Your employees should take time to learn and understand the standard practices of your customers and question anything that seems even the slightest bit out of the ordinary. Encourage them to be extremely observant and not hesitate to contact customers directly (and separately from the email of concern) if anything seems suspicious. Your customers will appreciate this level of caution and concern.

  • Simulation Training

Simulation training, which best utilizes a third-party security vendor, is one of the most effective training methods. By utilizing a third-party that is unknown to your employees, the simulation not only is more realistic, but it can help overcome internal biases and more effectively identify weaknesses that internal resources might miss. Such third-party tests themselves can be an incredibly effective corrective measure, too—employees who fail them will become much more careful and alert to future threats. Such simulation events will track your employees’ responses to allow you to get a baseline, identify areas that need further training, and allow you to more effectively measure the long-term progress of your organization and your individual employees.

Limit what you share publicly to fend off business email compromise attacks.

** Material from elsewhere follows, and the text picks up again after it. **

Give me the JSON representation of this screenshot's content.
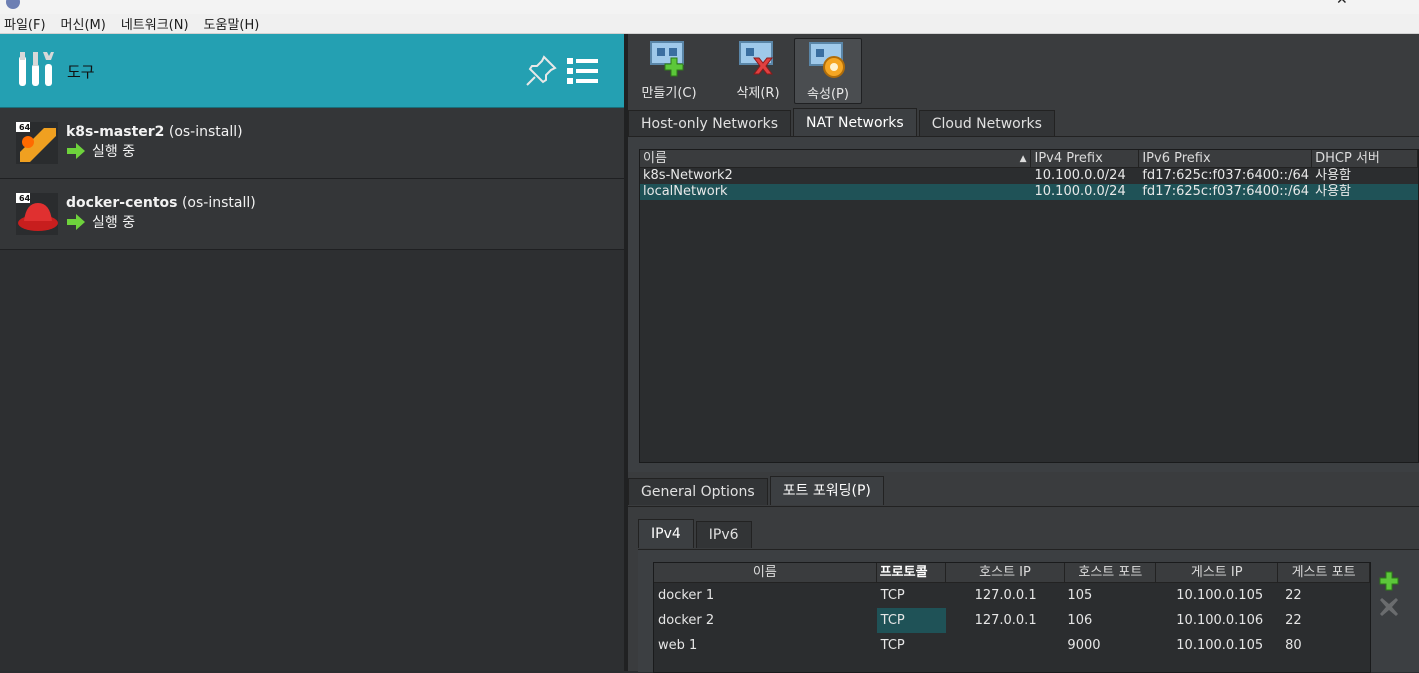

As was the case with the non-profit attack cited at the beginning of this article, your organization may be providing too much data to possible attackers. Listing employee names, departments, job titles, and direct contact information on your company website is not a good idea. You not only make your organization a target, but you also provide the attacker with ammunition. They will know who handles payments and have names of company managers to impersonate when trying to convince a target to act. If you also include names and contact information for affiliates, customers, and/or contractors, you’ve made the attacker’s job easier still and increased the number of potential targets. Make sure you are not providing cybercriminals with the information they need to launch their attacks.

Fight BEC attacks with technology and humans.

No combination of technical controls will prevent your organization from becoming a victim of a BEC attack – the human element is still critical, and training is essential. Considering the rise in the number of BEC attacks successfully perpetrated and the increase in the average amount of monetary loss per attack, failure to focus on awareness and prevention could prove very costly. Your employees will need to go beyond what they learn in basic email security training and know the procedures to follow if they suspect an attack is underway. Including simulation training will raise the level of awareness regarding phishing and BEC scams and condition your employees to react promptly and effectively.

BIA has been keeping client data secure for two decades by keeping our employees informed, aware, and equipped with up-to-date training. For help with any of the safeguarding tactics listed above, or if you need immediate assistance with a data breach due to a business email compromise (BEC) attack, we invite you to reach out today.